Do I need instructor liability insurance?

If a young person wants to teach the occasional riding lesson, or exercise some horses for me, do I need to have insurance for the person? If they are an amateur, must the be registered with USEF as a professional? Are they responsible for their own insurance?

Likely Yes. You are getting paid for a service, so if someone you are teaching gets hurt, you could be considered liable. We have our liability insurance through Capri (in Canada) as they offer discounts based on association membership. I would see who your local association recommends.

If I am representing the stable, as a trainer of theirs - who would be liable?

I have an assistant who ONLY teaches here, so she is covered by our commercial insurance, but if she teaches anywhere else she would not be covered here. As you teach at multiple locations, I think the same would apply. Likely if someone sued based on an injury (their insurance company or themselves) they would sue both you and the barn depending on the situation.

Ok thanks

Ok thanks[/QUOTE]

You both get sued, and the one with deep pockets pays. Get insurance - it’s cheap and well worth the cost

I decided to buy liability insurance when I began to accumulate assets - a car that was not a junker, a house, etc. Prior to that, someone who was injured on my watch could have sued me but wouldn’t have gotten much.

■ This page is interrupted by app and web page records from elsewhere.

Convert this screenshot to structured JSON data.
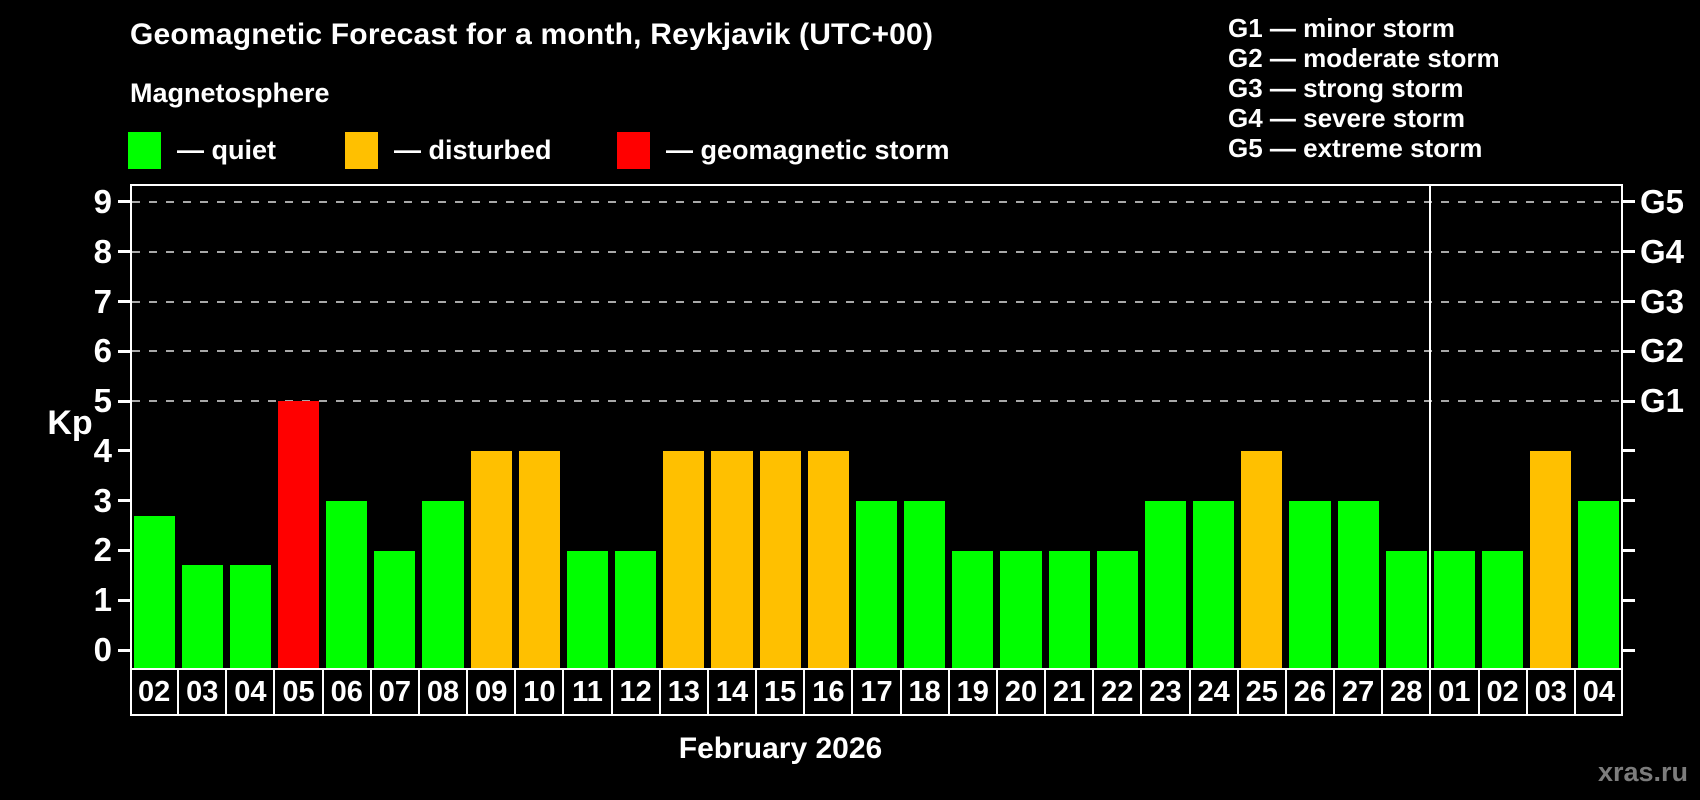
{
  "header": {
    "title": "Geomagnetic Forecast for a month, Reykjavik (UTC+00)",
    "subtitle": "Magnetosphere",
    "legend": [
      {
        "name": "quiet",
        "label": "— quiet",
        "color": "#00ff00"
      },
      {
        "name": "disturbed",
        "label": "— disturbed",
        "color": "#ffc000"
      },
      {
        "name": "geomagnetic-storm",
        "label": "— geomagnetic storm",
        "color": "#ff0000"
      }
    ],
    "g_scale_legend": [
      "G1 — minor storm",
      "G2 — moderate storm",
      "G3 — strong storm",
      "G4 — severe storm",
      "G5 — extreme storm"
    ]
  },
  "axes": {
    "y_label": "Kp",
    "y_ticks": [
      "0",
      "1",
      "2",
      "3",
      "4",
      "5",
      "6",
      "7",
      "8",
      "9"
    ],
    "right_ticks": [
      {
        "label": "G1",
        "kp": 5
      },
      {
        "label": "G2",
        "kp": 6
      },
      {
        "label": "G3",
        "kp": 7
      },
      {
        "label": "G4",
        "kp": 8
      },
      {
        "label": "G5",
        "kp": 9
      }
    ],
    "x_title": "February 2026"
  },
  "chart_data": {
    "type": "bar",
    "title": "Geomagnetic Forecast for a month, Reykjavik (UTC+00)",
    "xlabel": "February 2026",
    "ylabel": "Kp",
    "ylim": [
      0,
      9
    ],
    "grid": "horizontal dashed gridlines at Kp 5,6,7,8,9 (G1–G5 levels)",
    "legend_position": "top-left",
    "categories": [
      "02",
      "03",
      "04",
      "05",
      "06",
      "07",
      "08",
      "09",
      "10",
      "11",
      "12",
      "13",
      "14",
      "15",
      "16",
      "17",
      "18",
      "19",
      "20",
      "21",
      "22",
      "23",
      "24",
      "25",
      "26",
      "27",
      "28",
      "01",
      "02",
      "03",
      "04"
    ],
    "values": [
      2.7,
      1.7,
      1.7,
      5,
      3,
      2,
      3,
      4,
      4,
      2,
      2,
      4,
      4,
      4,
      4,
      3,
      3,
      2,
      2,
      2,
      2,
      3,
      3,
      4,
      3,
      3,
      2,
      2,
      2,
      4,
      3
    ],
    "statuses": [
      "quiet",
      "quiet",
      "quiet",
      "storm",
      "quiet",
      "quiet",
      "quiet",
      "disturbed",
      "disturbed",
      "quiet",
      "quiet",
      "disturbed",
      "disturbed",
      "disturbed",
      "disturbed",
      "quiet",
      "quiet",
      "quiet",
      "quiet",
      "quiet",
      "quiet",
      "quiet",
      "quiet",
      "disturbed",
      "quiet",
      "quiet",
      "quiet",
      "quiet",
      "quiet",
      "disturbed",
      "quiet"
    ],
    "colors": {
      "quiet": "#00ff00",
      "disturbed": "#ffc000",
      "storm": "#ff0000"
    },
    "month_separator_after_index": 26
  },
  "watermark": "xras.ru"
}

When I got older I didn’t want to risk losing my house over some lesson kid going kerplunk off her pony and breaking her arm…and when there is an accident, the insurance companies try to hold as many parties liable as possible. Didn’t want that to be me!

You need liability insurance. Mine is underwritten by American Bankers Insurance Company through a local agent. As others have said, an injured party will sue everyone involved. Protect yourself!

What company do you believe provides the best policy and service?

Yes. You need liability insurance and also a very well written general release that you have every student or their parent sign. If you are representing a stable, you are still the one who would have committed an alleged act of negligence, so you would be sued personally as well as the stable. Get your own insurance and have those releases signed.

I recently ran across a case where barn owner was held liable for the “negligent” hiring of a (negligent) instructor…